What you are asked to do:
This exercise calls for an exact copy of the data below.

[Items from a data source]
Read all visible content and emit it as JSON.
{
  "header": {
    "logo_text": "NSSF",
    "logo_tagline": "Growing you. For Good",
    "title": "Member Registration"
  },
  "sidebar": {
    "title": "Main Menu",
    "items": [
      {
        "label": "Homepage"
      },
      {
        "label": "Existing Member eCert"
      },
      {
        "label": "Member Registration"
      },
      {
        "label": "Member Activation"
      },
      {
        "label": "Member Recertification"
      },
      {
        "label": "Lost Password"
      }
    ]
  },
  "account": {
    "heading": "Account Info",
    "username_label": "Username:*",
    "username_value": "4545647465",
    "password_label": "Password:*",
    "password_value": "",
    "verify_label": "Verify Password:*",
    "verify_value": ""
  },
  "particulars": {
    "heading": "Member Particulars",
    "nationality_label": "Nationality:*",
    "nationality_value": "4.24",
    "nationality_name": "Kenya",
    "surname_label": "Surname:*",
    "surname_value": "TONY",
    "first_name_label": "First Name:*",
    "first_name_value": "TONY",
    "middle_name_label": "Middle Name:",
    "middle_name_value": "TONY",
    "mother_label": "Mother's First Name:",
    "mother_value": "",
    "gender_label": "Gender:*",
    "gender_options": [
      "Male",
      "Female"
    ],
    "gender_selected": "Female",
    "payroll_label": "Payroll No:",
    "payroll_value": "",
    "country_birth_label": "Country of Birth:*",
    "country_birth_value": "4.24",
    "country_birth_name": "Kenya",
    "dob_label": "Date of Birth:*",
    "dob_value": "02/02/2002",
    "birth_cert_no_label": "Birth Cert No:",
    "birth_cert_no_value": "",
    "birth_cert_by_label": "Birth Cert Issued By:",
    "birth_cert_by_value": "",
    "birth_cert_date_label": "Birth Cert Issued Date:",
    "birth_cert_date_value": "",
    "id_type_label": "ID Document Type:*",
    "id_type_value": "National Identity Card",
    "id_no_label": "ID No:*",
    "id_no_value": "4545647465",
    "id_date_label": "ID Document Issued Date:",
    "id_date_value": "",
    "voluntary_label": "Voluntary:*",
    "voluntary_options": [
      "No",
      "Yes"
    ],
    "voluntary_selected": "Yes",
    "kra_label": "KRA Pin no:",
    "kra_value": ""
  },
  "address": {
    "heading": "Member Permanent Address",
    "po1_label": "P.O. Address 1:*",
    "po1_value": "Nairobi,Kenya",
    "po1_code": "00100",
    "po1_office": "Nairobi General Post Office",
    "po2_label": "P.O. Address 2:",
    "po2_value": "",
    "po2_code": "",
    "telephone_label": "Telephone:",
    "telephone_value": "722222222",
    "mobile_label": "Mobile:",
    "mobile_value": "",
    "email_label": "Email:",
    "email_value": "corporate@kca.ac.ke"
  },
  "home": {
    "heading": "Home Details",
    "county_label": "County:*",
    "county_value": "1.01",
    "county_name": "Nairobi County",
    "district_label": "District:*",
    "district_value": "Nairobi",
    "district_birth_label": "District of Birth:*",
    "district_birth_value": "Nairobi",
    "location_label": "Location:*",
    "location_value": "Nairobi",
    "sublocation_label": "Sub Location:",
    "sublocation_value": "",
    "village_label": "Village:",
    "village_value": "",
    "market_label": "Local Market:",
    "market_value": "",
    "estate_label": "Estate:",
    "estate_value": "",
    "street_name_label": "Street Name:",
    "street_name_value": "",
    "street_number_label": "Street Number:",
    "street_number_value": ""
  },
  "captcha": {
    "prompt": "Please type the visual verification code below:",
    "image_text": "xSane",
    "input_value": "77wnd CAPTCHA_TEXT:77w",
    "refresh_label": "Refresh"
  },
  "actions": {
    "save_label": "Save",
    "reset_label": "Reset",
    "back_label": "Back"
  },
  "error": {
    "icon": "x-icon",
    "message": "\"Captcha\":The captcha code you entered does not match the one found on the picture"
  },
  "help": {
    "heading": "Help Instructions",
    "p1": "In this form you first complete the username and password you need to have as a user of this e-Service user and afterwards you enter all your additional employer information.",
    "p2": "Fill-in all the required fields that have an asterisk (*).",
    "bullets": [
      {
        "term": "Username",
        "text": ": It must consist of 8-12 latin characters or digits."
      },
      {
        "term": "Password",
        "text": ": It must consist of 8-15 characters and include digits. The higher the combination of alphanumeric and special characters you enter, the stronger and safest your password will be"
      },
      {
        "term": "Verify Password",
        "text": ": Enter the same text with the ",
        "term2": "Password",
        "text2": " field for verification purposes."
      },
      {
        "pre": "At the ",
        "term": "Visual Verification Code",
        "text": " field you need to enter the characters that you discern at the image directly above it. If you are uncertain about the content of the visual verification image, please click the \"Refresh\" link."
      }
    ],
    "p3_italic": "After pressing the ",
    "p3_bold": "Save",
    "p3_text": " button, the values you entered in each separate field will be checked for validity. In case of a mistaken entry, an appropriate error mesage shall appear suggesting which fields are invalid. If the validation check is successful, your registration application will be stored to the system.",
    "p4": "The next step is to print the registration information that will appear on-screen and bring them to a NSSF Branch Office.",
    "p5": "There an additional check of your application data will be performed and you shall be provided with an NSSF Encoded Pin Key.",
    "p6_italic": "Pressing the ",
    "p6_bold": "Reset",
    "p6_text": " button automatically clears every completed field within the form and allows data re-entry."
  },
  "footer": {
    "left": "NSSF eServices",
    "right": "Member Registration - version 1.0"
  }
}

Output for this exercise:
Read all visible content and emit it as JSON.
{
  "header": {
    "logo_text": "NSSF",
    "logo_tagline": "Growing you. For Good",
    "title": "Member Registration"
  },
  "sidebar": {
    "title": "Main Menu",
    "items": [
      {
        "label": "Homepage"
      },
      {
        "label": "Existing Member eCert"
      },
      {
        "label": "Member Registration"
      },
      {
        "label": "Member Activation"
      },
      {
        "label": "Member Recertification"
      },
      {
        "label": "Lost Password"
      }
    ]
  },
  "account": {
    "heading": "Account Info",
    "username_label": "Username:*",
    "username_value": "4545647465",
    "password_label": "Password:*",
    "password_value": "",
    "verify_label": "Verify Password:*",
    "verify_value": ""
  },
  "particulars": {
    "heading": "Member Particulars",
    "nationality_label": "Nationality:*",
    "nationality_value": "4.24",
    "nationality_name": "Kenya",
    "surname_label": "Surname:*",
    "surname_value": "TONY",
    "first_name_label": "First Name:*",
    "first_name_value": "TONY",
    "middle_name_label": "Middle Name:",
    "middle_name_value": "TONY",
    "mother_label": "Mother's First Name:",
    "mother_value": "",
    "gender_label": "Gender:*",
    "gender_options": [
      "Male",
      "Female"
    ],
    "gender_selected": "Female",
    "payroll_label": "Payroll No:",
    "payroll_value": "",
    "country_birth_label": "Country of Birth:*",
    "country_birth_value": "4.24",
    "country_birth_name": "Kenya",
    "dob_label": "Date of Birth:*",
    "dob_value": "02/02/2002",
    "birth_cert_no_label": "Birth Cert No:",
    "birth_cert_no_value": "",
    "birth_cert_by_label": "Birth Cert Issued By:",
    "birth_cert_by_value": "",
    "birth_cert_date_label": "Birth Cert Issued Date:",
    "birth_cert_date_value": "",
    "id_type_label": "ID Document Type:*",
    "id_type_value": "National Identity Card",
    "id_no_label": "ID No:*",
    "id_no_value": "4545647465",
    "id_date_label": "ID Document Issued Date:",
    "id_date_value": "",
    "voluntary_label": "Voluntary:*",
    "voluntary_options": [
      "No",
      "Yes"
    ],
    "voluntary_selected": "Yes",
    "kra_label": "KRA Pin no:",
    "kra_value": ""
  },
  "address": {
    "heading": "Member Permanent Address",
    "po1_label": "P.O. Address 1:*",
    "po1_value": "Nairobi,Kenya",
    "po1_code": "00100",
    "po1_office": "Nairobi General Post Office",
    "po2_label": "P.O. Address 2:",
    "po2_value": "",
    "po2_code": "",
    "telephone_label": "Telephone:",
    "telephone_value": "722222222",
    "mobile_label": "Mobile:",
    "mobile_value": "",
    "email_label": "Email:",
    "email_value": "corporate@kca.ac.ke"
  },
  "home": {
    "heading": "Home Details",
    "county_label": "County:*",
    "county_value": "1.01",
    "county_name": "Nairobi County",
    "district_label": "District:*",
    "district_value": "Nairobi",
    "district_birth_label": "District of Birth:*",
    "district_birth_value": "Nairobi",
    "location_label": "Location:*",
    "location_value": "Nairobi",
    "sublocation_label": "Sub Location:",
    "sublocation_value": "",
    "village_label": "Village:",
    "village_value": "",
    "market_label": "Local Market:",
    "market_value": "",
    "estate_label": "Estate:",
    "estate_value": "",
    "street_name_label": "Street Name:",
    "street_name_value": "",
    "street_number_label": "Street Number:",
    "street_number_value": ""
  },
  "captcha": {
    "prompt": "Please type the visual verification code below:",
    "image_text": "xSane",
    "input_value": "77wnd CAPTCHA_TEXT:77w",
    "refresh_label": "Refresh"
  },
  "actions": {
    "save_label": "Save",
    "reset_label": "Reset",
    "back_label": "Back"
  },
  "error": {
    "icon": "x-icon",
    "message": "\"Captcha\":The captcha code you entered does not match the one found on the picture"
  },
  "help": {
    "heading": "Help Instructions",
    "p1": "In this form you first complete the username and password you need to have as a user of this e-Service user and afterwards you enter all your additional employer information.",
    "p2": "Fill-in all the required fields that have an asterisk (*).",
    "bullets": [
      {
        "term": "Username",
        "text": ": It must consist of 8-12 latin characters or digits."
      },
      {
        "term": "Password",
        "text": ": It must consist of 8-15 characters and include digits. The higher the combination of alphanumeric and special characters you enter, the stronger and safest your password will be"
      },
      {
        "term": "Verify Password",
        "text": ": Enter the same text with the ",
        "term2": "Password",
        "text2": " field for verification purposes."
      },
      {
        "pre": "At the ",
        "term": "Visual Verification Code",
        "text": " field you need to enter the characters that you discern at the image directly above it. If you are uncertain about the content of the visual verification image, please click the \"Refresh\" link."
      }
    ],
    "p3_italic": "After pressing the ",
    "p3_bold": "Save",
    "p3_text": " button, the values you entered in each separate field will be checked for validity. In case of a mistaken entry, an appropriate error mesage shall appear suggesting which fields are invalid. If the validation check is successful, your registration application will be stored to the system.",
    "p4": "The next step is to print the registration information that will appear on-screen and bring them to a NSSF Branch Office.",
    "p5": "There an additional check of your application data will be performed and you shall be provided with an NSSF Encoded Pin Key.",
    "p6_italic": "Pressing the ",
    "p6_bold": "Reset",
    "p6_text": " button automatically clears every completed field within the form and allows data re-entry."
  },
  "footer": {
    "left": "NSSF eServices",
    "right": "Member Registration - version 1.0"
  }
}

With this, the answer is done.